§ **Exercise prompt**
Read through the listing, and wherever a line holds the word "Agency", return it.

§ **Extracted information**
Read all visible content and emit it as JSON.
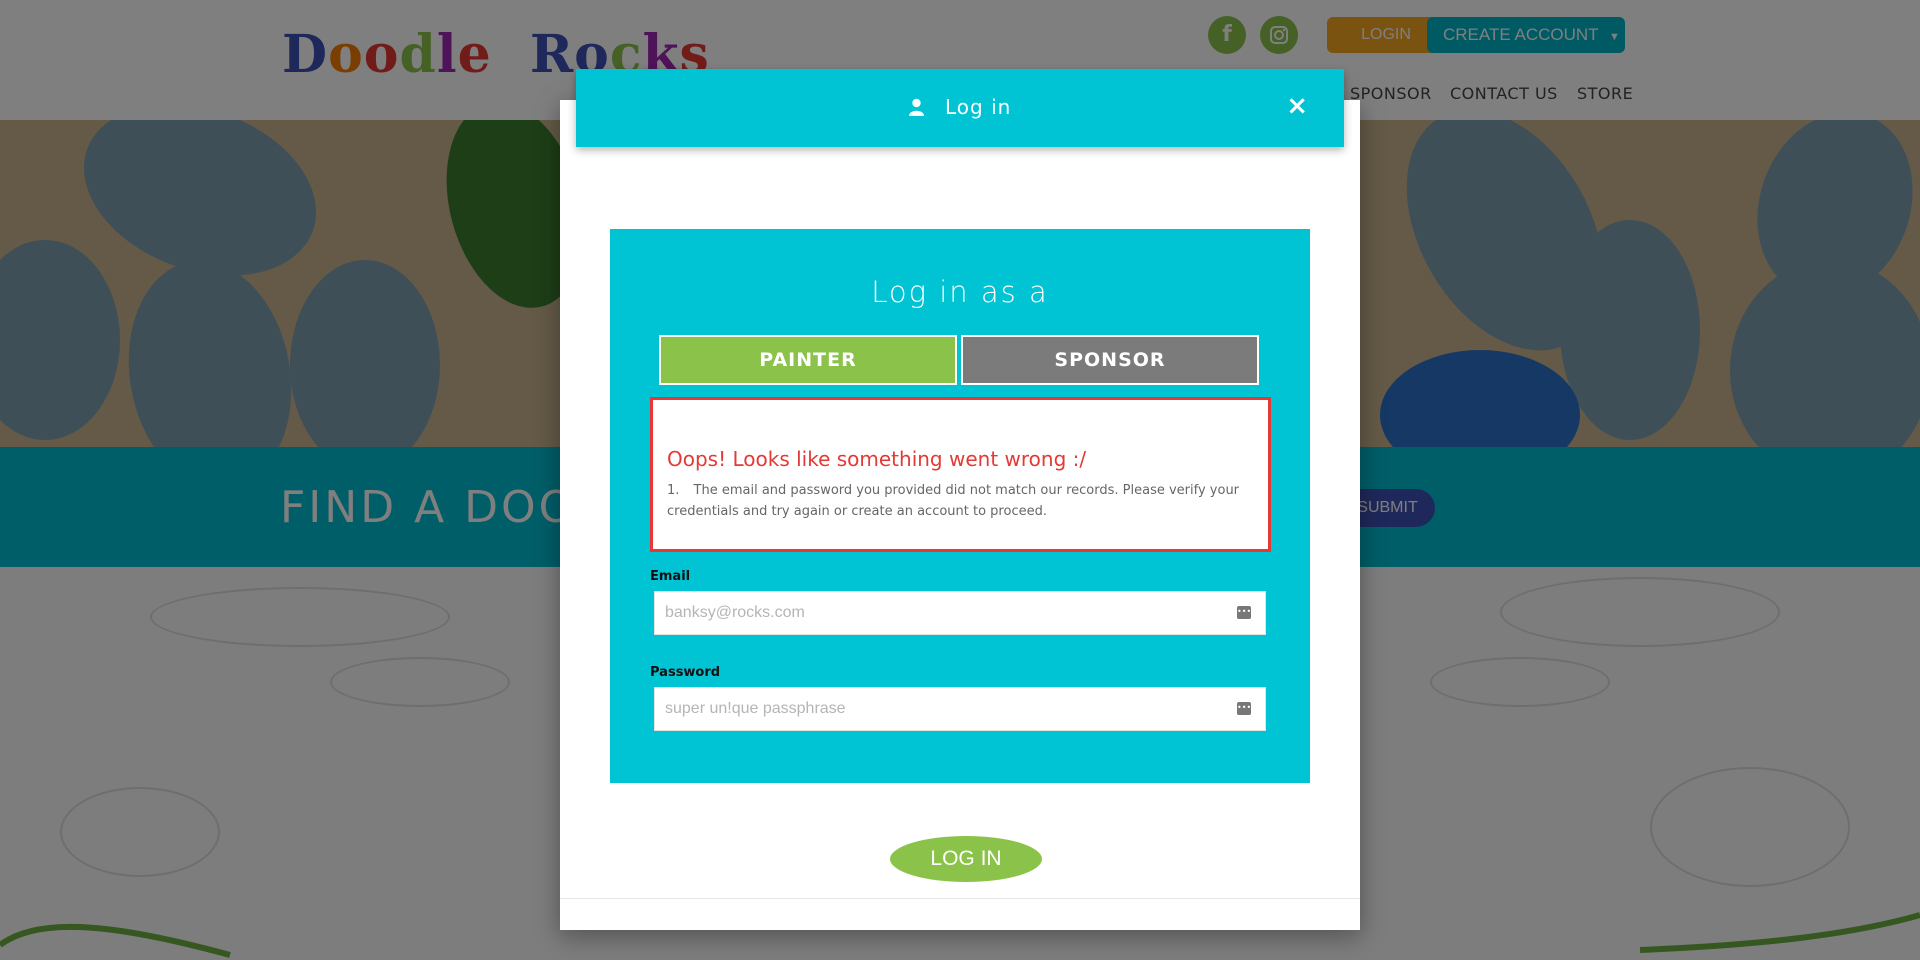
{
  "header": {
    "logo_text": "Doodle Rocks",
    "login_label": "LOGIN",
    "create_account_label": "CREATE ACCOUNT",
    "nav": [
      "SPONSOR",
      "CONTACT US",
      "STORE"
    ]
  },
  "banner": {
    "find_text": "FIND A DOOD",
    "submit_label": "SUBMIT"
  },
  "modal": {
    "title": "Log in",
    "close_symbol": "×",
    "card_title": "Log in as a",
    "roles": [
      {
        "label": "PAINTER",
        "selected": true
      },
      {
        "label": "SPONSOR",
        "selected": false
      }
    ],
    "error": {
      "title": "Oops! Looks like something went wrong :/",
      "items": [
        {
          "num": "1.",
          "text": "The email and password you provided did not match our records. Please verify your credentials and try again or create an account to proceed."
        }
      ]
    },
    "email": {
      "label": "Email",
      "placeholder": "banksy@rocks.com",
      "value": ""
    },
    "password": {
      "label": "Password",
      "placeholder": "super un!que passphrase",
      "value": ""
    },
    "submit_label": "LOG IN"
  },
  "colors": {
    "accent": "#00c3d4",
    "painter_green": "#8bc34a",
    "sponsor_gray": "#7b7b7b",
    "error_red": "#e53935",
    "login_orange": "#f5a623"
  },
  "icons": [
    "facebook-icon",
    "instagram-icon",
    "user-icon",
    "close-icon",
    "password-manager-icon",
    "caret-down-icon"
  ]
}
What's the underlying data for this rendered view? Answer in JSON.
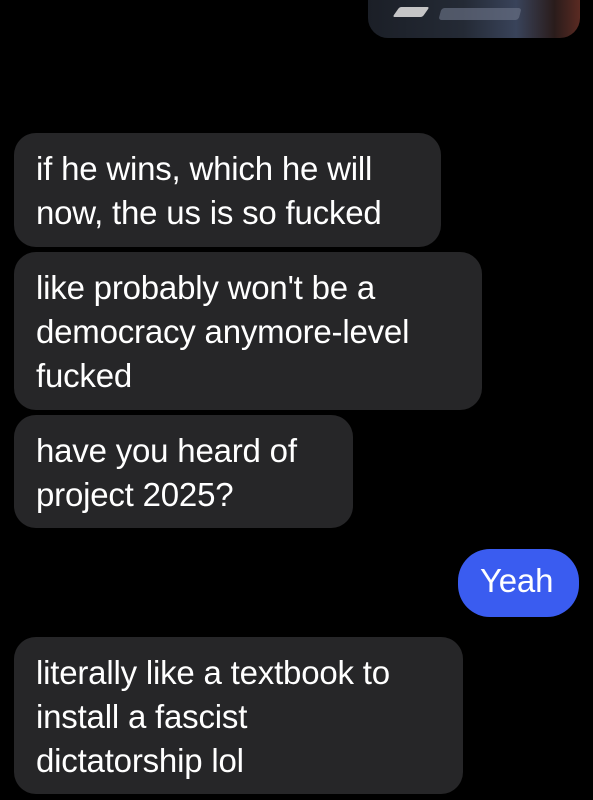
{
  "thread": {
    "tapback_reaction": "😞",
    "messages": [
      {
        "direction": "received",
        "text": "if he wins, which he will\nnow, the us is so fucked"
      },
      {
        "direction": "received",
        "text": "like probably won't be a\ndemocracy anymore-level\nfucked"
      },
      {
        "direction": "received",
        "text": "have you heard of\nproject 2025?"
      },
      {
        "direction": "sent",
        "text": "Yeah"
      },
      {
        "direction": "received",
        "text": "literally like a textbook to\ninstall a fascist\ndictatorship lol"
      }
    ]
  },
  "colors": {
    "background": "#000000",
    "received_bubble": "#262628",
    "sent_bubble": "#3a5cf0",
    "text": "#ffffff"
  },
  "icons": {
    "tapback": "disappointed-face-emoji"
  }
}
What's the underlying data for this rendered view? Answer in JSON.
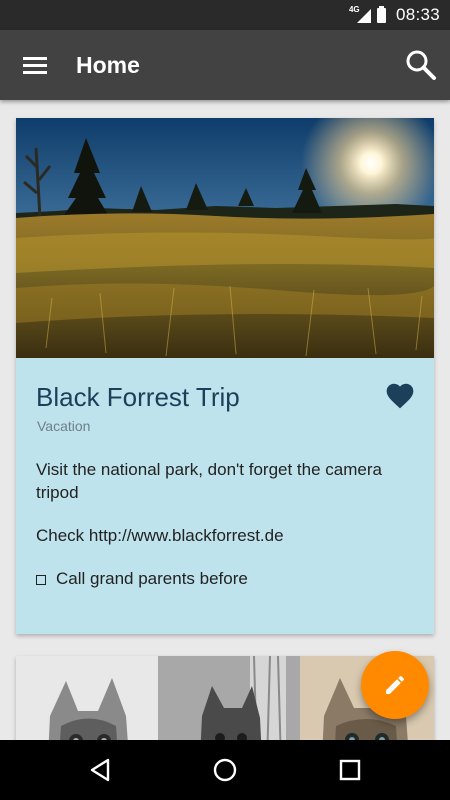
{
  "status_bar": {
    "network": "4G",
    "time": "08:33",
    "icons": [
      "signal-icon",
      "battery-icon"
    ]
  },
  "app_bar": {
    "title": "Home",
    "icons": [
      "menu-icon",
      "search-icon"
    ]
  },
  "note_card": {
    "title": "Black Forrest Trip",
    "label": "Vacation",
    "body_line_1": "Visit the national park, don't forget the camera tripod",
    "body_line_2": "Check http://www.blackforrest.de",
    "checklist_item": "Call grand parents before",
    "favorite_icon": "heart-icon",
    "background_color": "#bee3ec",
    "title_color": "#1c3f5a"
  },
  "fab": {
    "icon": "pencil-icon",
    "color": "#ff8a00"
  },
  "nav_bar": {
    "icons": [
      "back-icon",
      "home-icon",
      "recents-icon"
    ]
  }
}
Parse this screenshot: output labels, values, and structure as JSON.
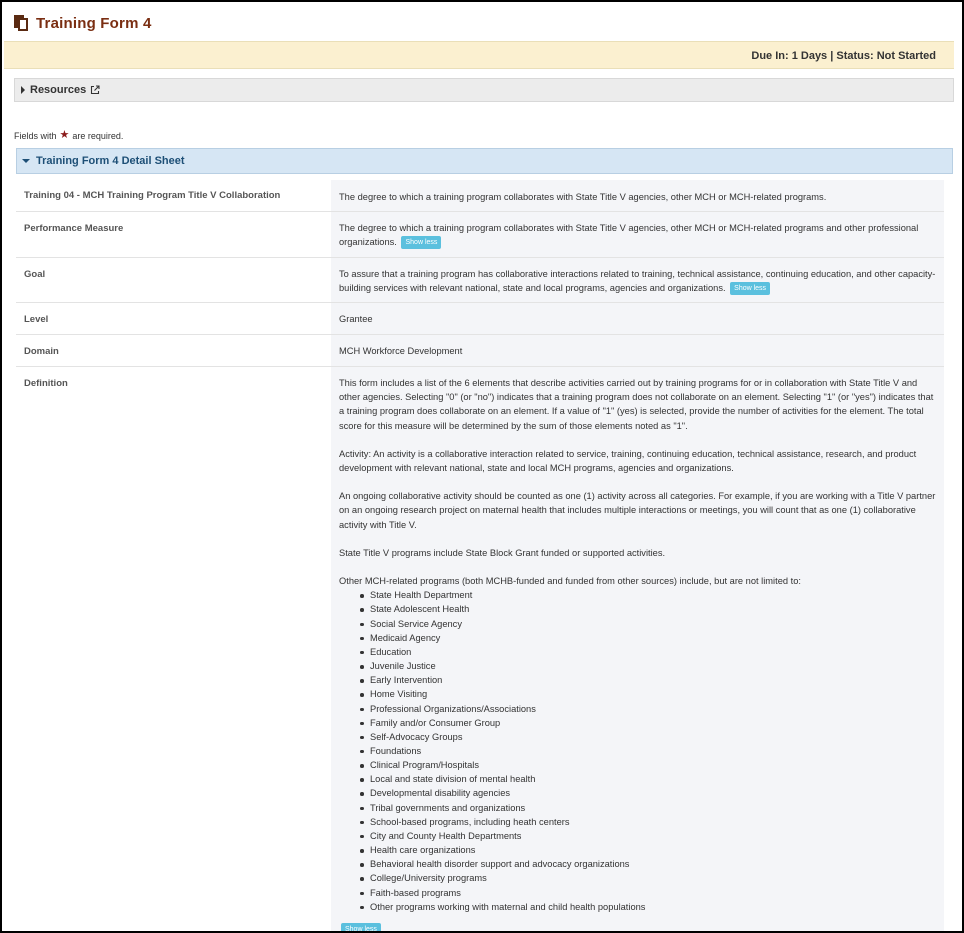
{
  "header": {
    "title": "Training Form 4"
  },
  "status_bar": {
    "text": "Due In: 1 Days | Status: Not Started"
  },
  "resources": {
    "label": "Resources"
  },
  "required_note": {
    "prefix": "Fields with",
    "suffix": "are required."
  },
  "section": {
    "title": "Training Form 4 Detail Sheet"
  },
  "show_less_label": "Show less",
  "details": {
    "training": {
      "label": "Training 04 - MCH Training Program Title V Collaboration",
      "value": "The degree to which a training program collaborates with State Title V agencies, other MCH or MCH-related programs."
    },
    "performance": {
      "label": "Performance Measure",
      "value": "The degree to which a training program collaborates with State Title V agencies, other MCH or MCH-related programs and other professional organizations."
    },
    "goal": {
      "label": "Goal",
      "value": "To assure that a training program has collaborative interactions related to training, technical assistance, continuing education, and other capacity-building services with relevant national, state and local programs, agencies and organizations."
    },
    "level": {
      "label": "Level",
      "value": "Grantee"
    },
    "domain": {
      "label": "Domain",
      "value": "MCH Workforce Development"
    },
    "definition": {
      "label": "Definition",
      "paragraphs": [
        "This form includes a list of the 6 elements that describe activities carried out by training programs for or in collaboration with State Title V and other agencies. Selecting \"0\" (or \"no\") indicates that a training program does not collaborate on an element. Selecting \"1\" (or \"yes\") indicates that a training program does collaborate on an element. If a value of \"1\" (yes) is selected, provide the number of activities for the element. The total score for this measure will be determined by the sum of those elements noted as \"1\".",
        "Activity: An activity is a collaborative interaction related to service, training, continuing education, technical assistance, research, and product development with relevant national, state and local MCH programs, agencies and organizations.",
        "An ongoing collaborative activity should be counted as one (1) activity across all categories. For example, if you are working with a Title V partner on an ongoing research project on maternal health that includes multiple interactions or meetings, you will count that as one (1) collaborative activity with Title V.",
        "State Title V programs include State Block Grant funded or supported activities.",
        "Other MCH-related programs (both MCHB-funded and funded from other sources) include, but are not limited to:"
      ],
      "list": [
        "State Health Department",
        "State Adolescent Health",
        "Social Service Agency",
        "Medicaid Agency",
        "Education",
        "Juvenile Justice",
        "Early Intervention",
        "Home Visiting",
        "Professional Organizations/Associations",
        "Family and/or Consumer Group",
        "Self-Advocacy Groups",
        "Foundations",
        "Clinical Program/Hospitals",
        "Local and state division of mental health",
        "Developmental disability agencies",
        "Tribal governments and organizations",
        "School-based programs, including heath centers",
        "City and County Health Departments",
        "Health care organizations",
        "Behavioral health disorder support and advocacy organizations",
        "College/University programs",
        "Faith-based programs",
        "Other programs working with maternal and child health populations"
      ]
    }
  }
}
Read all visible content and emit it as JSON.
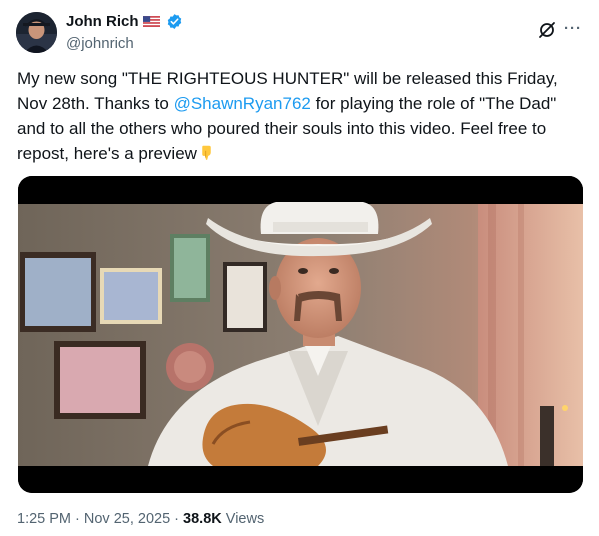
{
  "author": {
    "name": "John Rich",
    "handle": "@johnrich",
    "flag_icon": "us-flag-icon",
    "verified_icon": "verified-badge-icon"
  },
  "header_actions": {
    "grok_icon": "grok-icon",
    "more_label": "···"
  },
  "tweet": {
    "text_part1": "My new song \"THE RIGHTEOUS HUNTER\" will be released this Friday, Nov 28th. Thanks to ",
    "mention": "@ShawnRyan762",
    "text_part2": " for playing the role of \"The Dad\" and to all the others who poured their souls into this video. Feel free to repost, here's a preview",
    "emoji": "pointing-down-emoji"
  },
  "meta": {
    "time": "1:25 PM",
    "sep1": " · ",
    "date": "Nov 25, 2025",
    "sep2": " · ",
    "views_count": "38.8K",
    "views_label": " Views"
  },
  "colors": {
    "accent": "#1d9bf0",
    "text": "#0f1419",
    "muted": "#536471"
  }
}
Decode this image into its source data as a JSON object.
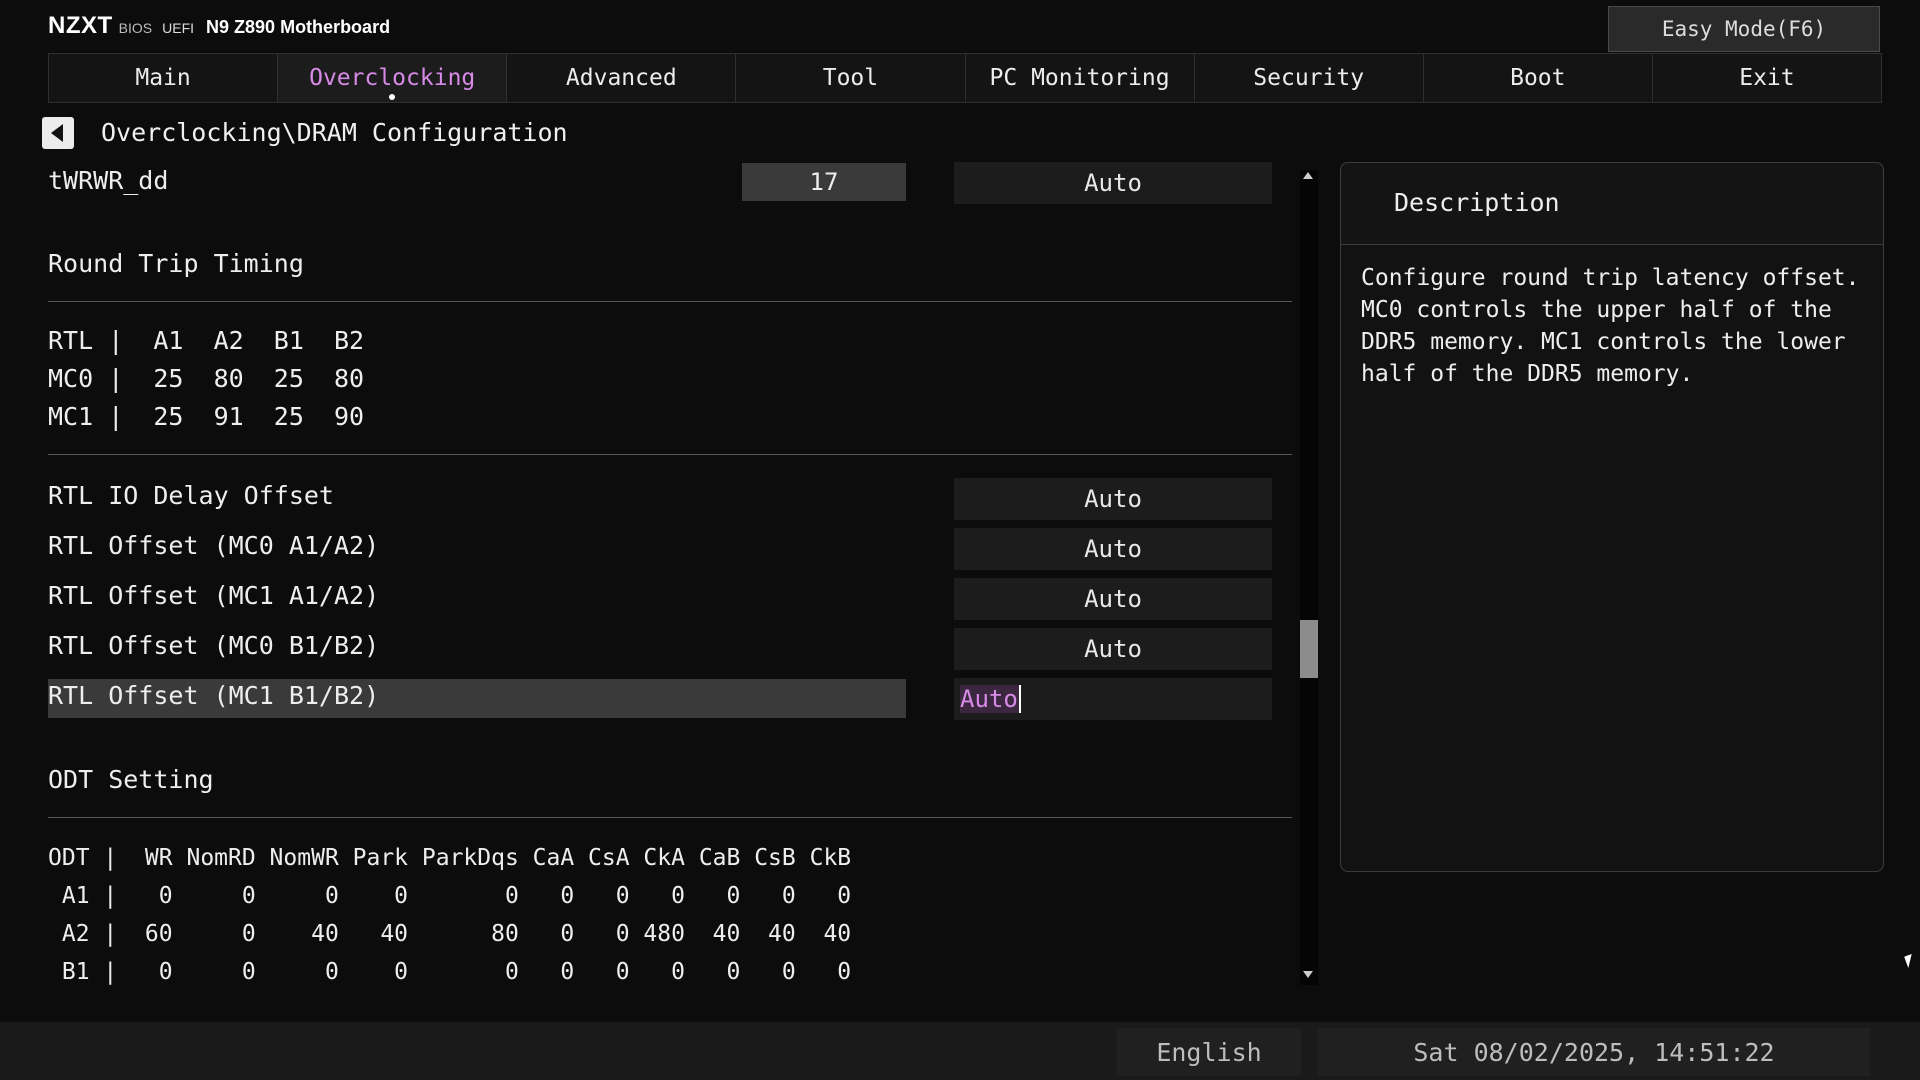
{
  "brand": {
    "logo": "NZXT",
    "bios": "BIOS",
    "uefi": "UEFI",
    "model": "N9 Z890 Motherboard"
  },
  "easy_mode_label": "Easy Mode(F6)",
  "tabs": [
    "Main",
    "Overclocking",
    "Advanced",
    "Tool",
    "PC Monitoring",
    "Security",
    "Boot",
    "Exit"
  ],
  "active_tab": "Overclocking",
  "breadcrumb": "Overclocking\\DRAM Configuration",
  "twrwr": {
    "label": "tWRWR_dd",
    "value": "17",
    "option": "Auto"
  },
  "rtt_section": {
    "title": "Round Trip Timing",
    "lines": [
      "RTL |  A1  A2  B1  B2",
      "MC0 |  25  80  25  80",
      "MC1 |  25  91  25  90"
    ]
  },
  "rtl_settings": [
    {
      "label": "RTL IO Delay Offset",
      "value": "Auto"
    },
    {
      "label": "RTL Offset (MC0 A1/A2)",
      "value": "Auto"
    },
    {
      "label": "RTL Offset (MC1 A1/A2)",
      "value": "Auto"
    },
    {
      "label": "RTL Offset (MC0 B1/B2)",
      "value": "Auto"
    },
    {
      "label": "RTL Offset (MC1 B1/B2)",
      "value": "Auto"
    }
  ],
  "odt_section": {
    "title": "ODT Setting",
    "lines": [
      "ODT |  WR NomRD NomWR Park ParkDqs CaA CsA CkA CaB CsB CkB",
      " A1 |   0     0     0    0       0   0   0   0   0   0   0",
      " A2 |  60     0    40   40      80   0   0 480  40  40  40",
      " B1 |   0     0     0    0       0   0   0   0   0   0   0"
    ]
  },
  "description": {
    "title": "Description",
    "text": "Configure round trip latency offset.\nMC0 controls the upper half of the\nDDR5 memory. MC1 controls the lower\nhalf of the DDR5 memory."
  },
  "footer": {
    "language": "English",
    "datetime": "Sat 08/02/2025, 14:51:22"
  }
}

§ **Result of this task**
        "Social Service Agency",
        "Medicaid Agency",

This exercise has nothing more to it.